Sirianni has established a perennial powerhouse in the President’s Athletic Conference but after 15 years in Division III and at only 45 years old, Sirianni may just be the perfect candidate to create a new legacy for himself at Robert Morris.
Sirianni started his coaching career as an assistant at Mount Union, arguably one of the most successful Division III school’s in the country with 780 victories, 12 national championships and 27 conference titles in their school’s history. Sirianni has since taken that winning mentality and proven he can build a winner himself here in Pennsylvania.
If the Colonials look local for their next head coach, then one possible candidate could be current Slippery Rock head coach Shawn Lutz.
Shawn Lutz has spent the past 22 seasons coaching The Rock. He spent his first 20 years as an assistant coach under George Mihalik, spending four years as associate head coach and eight years as defensive coordinator.
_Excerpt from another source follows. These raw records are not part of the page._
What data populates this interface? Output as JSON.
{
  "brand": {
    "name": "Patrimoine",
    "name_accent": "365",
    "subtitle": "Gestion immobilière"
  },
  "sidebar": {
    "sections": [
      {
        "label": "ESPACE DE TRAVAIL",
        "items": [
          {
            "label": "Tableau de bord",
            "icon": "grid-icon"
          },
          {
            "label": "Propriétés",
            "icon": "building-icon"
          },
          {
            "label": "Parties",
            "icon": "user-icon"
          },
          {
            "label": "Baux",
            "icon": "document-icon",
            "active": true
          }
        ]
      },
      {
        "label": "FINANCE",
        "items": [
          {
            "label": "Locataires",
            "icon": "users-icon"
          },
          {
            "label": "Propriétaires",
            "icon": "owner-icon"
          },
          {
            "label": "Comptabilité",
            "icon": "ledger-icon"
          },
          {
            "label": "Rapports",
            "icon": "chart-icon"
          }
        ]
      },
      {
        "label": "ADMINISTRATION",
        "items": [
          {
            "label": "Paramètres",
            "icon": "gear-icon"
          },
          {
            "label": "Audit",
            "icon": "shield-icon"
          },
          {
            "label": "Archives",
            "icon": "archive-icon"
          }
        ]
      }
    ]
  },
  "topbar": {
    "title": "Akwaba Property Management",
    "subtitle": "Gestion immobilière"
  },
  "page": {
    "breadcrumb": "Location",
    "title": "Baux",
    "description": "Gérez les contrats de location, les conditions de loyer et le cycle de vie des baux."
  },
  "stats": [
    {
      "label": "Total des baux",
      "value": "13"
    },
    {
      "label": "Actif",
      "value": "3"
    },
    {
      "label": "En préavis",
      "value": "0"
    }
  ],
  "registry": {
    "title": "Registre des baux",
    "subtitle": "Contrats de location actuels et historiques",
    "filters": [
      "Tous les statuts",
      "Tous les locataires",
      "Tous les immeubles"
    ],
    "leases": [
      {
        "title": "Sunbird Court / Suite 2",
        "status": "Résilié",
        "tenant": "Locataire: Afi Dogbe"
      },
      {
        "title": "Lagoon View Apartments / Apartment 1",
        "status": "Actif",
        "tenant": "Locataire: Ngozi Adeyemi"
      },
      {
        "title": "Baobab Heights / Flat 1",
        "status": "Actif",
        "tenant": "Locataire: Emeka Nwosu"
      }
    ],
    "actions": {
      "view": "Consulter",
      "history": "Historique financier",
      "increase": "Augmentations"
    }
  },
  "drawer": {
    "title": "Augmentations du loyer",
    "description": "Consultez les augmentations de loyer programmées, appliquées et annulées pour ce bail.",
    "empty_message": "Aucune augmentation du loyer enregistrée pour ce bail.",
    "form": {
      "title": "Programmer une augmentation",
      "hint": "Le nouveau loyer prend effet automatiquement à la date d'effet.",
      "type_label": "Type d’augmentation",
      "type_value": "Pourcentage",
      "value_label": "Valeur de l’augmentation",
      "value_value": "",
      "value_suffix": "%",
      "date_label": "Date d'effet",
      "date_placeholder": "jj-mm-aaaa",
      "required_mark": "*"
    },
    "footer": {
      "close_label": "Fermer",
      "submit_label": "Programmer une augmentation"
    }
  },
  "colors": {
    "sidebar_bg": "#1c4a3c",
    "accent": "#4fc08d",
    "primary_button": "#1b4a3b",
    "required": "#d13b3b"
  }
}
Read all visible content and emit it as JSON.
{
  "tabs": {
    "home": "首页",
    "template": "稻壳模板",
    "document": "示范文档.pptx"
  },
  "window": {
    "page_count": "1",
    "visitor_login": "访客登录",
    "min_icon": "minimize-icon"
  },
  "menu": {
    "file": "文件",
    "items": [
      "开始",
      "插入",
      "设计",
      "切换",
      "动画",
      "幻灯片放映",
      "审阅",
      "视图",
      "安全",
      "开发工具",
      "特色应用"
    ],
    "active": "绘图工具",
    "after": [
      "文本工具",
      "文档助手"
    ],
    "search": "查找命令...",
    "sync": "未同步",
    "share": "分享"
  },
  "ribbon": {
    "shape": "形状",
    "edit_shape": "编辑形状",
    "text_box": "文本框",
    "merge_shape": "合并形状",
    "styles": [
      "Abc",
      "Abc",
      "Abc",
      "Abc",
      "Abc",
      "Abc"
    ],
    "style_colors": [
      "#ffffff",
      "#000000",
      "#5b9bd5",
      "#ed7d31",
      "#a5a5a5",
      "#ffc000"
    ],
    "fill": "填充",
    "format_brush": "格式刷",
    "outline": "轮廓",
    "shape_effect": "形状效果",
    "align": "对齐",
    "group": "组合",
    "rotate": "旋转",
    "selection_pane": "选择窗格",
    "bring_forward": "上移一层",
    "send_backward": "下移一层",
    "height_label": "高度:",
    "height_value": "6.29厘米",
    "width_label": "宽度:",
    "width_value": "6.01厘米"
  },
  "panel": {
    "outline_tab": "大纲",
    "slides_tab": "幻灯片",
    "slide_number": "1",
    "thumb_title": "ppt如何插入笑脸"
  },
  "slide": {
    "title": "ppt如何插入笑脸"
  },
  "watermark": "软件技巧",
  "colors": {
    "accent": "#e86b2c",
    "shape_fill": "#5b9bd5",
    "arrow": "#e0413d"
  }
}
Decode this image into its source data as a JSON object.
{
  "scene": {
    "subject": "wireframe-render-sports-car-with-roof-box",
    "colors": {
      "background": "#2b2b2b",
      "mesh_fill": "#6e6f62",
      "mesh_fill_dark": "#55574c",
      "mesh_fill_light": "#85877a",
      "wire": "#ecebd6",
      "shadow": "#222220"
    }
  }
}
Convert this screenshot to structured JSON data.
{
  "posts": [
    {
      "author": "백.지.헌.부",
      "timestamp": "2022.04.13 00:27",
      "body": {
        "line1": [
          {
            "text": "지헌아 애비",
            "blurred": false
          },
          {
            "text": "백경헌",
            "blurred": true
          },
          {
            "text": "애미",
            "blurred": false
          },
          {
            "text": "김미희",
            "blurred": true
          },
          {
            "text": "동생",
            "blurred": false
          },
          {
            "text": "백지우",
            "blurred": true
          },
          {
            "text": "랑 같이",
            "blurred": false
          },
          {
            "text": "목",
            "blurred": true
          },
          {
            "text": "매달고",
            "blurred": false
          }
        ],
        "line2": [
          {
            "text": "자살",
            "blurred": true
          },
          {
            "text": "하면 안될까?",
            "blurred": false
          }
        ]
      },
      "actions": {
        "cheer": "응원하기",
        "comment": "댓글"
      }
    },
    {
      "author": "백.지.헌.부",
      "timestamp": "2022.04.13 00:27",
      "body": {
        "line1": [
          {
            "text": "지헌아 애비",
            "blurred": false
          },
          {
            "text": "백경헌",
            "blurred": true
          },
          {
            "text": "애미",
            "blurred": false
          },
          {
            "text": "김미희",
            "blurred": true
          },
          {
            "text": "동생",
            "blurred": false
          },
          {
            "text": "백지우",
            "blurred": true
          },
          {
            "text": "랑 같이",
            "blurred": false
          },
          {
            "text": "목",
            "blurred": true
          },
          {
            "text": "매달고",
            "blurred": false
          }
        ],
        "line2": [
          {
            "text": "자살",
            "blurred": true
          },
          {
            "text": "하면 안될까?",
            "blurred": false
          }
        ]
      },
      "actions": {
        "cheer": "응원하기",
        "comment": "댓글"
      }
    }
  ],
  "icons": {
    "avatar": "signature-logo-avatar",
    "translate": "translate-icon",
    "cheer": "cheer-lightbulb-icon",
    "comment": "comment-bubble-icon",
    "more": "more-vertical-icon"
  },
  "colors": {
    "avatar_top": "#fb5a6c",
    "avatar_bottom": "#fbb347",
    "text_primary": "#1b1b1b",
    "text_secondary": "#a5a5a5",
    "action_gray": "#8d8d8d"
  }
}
During that time frame, Slippery Rock has won eight PSAC-W titles and, since the PSAC started a conference championship game in 2008, have won two conference championships in back-to-back seasons in 2014-2015. They also had a .638 winning percentage, which was the best mark under one head coach in school history. The team has had a winning record in 11 of their last 12 seasons, including doing that each of the last eight years.
Coach Lutz was handed the job of head coach when George Mihalik retired following the 2015 season. Since then, Slippery Rock has gone 7-4 (2016) and 8-3 (2017) giving coach Lutz a career record of 15-7 and a .682 winning percentage in his two years as head coach.
In his first season, The Rock featured one of the nation’s top defenses as they finished sixth in rushing yards allowed (82.5), ninth in interceptions (21) and 27th in sacks (32). They led their conference in rushing yards allowed and finished third in interceptions, fifth in sacks and fourth in total yards allowed per game (360.3).
This past season, however, the defense lost a little bit of their muster. They finished 152nd out of 165 D-II teams in yards allowed per game (457.3) and 126th in points allowed per game (32.6).
But Robert Morris has always featured a great defense and still, they have struggled. How can we expect Shawn Lutz to improve the team? And didn’t his defense fall off significantly from one year to the next? How can we expect that to not happen here?